## Work required:
Return every line from the records below with the string "into".

## Exercise material:
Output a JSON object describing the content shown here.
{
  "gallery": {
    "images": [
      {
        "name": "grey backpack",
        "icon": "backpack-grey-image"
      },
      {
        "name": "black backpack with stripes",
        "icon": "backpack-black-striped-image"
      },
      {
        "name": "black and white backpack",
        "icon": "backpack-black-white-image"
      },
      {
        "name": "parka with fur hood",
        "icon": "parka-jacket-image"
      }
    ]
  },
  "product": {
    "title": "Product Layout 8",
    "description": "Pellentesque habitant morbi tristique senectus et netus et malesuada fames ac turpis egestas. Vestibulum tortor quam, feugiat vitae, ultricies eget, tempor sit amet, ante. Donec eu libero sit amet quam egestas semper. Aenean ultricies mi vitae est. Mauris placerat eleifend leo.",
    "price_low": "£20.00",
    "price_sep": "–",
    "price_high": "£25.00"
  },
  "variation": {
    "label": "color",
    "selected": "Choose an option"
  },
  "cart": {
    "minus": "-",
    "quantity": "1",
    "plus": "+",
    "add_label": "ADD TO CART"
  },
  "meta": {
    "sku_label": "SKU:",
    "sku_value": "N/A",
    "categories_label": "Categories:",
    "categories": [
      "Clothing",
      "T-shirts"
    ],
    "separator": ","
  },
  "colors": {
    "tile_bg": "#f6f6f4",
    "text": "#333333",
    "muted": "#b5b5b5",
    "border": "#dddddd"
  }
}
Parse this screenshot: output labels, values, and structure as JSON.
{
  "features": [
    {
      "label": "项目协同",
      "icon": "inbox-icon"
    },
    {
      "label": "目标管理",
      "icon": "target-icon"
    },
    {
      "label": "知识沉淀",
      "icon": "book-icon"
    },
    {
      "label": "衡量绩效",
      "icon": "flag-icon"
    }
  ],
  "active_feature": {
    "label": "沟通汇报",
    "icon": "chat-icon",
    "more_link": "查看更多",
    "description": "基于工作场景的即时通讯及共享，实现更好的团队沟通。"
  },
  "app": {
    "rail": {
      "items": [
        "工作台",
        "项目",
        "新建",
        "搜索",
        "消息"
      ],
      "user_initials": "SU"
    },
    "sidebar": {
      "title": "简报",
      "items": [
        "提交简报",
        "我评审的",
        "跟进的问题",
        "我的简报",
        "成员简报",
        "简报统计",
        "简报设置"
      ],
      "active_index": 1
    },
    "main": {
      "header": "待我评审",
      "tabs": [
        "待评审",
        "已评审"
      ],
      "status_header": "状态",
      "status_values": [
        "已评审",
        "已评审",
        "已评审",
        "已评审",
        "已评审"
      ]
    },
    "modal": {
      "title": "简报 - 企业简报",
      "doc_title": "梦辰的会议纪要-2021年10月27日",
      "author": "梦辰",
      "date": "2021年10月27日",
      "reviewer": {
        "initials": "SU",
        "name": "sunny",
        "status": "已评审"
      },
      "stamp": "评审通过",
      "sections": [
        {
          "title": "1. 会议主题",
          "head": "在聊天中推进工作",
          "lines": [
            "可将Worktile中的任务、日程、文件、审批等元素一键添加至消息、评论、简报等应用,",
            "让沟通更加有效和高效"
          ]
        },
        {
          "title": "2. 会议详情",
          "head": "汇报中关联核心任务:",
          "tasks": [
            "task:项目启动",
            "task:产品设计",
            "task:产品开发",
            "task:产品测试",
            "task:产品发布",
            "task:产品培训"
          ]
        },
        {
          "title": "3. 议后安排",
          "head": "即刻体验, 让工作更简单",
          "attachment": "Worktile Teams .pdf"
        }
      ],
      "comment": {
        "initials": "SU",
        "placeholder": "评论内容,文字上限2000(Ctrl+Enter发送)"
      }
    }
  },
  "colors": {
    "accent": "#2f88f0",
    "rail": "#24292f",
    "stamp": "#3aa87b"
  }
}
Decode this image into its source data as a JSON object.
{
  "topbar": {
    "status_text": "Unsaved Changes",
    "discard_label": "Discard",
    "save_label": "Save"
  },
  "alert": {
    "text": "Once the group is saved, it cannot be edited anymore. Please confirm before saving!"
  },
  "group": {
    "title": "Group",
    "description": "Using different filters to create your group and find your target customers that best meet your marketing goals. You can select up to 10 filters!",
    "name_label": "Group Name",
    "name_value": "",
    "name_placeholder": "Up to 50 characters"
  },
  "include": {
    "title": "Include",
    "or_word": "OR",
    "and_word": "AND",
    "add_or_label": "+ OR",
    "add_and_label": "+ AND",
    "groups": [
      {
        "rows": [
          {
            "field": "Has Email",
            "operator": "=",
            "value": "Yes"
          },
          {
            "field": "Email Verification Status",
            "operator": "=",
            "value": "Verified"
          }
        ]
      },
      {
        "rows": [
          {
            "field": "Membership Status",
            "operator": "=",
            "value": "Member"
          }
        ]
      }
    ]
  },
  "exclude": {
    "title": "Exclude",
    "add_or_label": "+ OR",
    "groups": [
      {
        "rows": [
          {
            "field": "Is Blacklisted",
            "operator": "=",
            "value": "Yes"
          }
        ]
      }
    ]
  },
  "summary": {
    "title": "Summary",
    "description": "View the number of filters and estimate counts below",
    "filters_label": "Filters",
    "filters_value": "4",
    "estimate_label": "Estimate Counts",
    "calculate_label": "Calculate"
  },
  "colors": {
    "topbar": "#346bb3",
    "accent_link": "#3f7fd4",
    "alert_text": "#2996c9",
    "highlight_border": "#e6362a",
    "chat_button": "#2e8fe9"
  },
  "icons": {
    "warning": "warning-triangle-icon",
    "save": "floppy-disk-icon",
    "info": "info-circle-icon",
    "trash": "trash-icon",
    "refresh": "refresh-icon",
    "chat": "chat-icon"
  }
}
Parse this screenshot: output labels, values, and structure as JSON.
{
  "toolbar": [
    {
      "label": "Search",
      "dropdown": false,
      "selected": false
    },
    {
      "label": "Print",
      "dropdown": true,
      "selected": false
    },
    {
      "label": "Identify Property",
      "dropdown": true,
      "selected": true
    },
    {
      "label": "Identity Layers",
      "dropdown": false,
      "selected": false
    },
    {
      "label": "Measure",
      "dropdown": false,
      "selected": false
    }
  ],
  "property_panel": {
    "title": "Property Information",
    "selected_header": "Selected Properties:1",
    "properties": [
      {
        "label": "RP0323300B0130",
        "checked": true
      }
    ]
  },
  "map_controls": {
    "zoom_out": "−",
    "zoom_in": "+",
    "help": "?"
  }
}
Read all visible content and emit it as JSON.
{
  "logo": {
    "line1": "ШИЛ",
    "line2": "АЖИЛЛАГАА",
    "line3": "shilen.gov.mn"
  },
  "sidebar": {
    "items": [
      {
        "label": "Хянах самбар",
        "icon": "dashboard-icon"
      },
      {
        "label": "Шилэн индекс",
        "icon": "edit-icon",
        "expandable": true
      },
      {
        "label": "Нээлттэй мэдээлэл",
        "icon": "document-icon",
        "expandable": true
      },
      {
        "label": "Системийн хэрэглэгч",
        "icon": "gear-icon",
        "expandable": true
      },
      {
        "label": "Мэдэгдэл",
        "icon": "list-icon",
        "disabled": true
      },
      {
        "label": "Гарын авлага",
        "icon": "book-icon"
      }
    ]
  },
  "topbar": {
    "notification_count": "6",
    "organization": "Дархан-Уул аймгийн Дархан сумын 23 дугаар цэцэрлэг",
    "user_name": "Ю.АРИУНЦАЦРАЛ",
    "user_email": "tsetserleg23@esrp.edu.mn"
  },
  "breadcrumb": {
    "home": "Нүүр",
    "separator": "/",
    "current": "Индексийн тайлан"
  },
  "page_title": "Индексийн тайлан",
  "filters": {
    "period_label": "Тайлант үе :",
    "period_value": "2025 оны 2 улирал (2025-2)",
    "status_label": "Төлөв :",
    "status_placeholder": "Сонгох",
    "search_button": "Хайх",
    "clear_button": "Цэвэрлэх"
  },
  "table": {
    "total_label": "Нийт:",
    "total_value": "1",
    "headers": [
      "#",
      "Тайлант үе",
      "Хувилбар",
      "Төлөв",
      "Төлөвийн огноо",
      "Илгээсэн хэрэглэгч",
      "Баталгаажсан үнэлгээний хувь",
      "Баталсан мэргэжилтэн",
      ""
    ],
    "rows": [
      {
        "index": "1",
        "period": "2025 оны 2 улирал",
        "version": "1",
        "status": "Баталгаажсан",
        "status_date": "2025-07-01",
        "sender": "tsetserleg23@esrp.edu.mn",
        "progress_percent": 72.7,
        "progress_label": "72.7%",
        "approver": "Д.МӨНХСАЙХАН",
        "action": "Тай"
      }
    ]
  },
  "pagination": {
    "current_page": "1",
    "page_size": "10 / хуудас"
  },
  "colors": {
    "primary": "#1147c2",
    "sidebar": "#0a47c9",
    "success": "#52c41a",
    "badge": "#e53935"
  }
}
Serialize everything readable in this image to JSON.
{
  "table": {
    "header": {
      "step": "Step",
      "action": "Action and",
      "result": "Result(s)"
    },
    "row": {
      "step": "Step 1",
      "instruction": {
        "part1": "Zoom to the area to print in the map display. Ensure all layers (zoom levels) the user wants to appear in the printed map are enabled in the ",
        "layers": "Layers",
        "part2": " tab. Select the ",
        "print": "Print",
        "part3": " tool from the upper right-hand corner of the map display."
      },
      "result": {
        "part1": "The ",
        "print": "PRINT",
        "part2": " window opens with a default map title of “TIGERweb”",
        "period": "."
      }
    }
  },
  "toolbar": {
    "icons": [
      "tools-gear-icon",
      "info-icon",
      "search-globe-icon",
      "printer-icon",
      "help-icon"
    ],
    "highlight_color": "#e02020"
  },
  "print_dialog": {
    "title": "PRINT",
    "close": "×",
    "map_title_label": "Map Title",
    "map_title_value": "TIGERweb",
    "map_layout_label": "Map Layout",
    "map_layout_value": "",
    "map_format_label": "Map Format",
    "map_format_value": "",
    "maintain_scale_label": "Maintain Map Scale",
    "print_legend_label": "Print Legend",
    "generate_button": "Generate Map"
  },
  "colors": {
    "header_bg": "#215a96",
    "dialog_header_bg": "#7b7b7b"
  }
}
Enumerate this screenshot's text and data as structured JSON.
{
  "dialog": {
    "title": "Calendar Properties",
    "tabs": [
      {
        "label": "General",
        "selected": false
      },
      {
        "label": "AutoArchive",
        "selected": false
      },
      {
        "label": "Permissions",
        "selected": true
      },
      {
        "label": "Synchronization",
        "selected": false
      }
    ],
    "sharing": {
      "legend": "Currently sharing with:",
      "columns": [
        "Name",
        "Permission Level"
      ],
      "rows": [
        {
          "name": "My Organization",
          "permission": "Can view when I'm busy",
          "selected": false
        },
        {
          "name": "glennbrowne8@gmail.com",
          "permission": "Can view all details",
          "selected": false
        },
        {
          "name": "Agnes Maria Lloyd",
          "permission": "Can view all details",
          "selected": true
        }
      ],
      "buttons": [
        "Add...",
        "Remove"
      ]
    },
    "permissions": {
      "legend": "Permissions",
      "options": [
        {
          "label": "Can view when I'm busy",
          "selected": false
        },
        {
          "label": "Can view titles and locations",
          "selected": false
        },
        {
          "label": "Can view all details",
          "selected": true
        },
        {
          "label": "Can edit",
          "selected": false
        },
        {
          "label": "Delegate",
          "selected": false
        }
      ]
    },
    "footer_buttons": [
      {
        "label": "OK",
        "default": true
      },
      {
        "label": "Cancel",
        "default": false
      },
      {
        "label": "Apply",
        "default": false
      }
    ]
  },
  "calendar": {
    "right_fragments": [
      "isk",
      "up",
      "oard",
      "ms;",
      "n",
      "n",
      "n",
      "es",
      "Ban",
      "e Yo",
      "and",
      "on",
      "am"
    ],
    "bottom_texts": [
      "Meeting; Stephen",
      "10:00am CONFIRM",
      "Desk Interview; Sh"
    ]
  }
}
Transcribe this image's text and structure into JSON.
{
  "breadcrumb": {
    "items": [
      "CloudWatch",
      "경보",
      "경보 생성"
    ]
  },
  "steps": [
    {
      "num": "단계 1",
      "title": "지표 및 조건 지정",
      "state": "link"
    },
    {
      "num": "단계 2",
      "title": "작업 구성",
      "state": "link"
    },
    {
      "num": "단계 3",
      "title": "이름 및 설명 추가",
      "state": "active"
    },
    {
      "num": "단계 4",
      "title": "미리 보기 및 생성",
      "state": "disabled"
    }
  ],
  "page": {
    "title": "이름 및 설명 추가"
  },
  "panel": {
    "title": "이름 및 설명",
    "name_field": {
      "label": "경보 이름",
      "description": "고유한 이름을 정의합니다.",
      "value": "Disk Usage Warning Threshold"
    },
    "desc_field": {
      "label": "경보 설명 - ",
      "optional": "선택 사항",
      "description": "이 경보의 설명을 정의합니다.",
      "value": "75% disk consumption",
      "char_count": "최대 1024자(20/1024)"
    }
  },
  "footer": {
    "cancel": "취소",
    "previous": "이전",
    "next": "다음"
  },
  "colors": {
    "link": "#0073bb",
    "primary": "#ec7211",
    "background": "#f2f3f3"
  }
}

## Solution to the problem:
Decode this image into its source data as a JSON object.
Transcribe this image's text and structure into JSON.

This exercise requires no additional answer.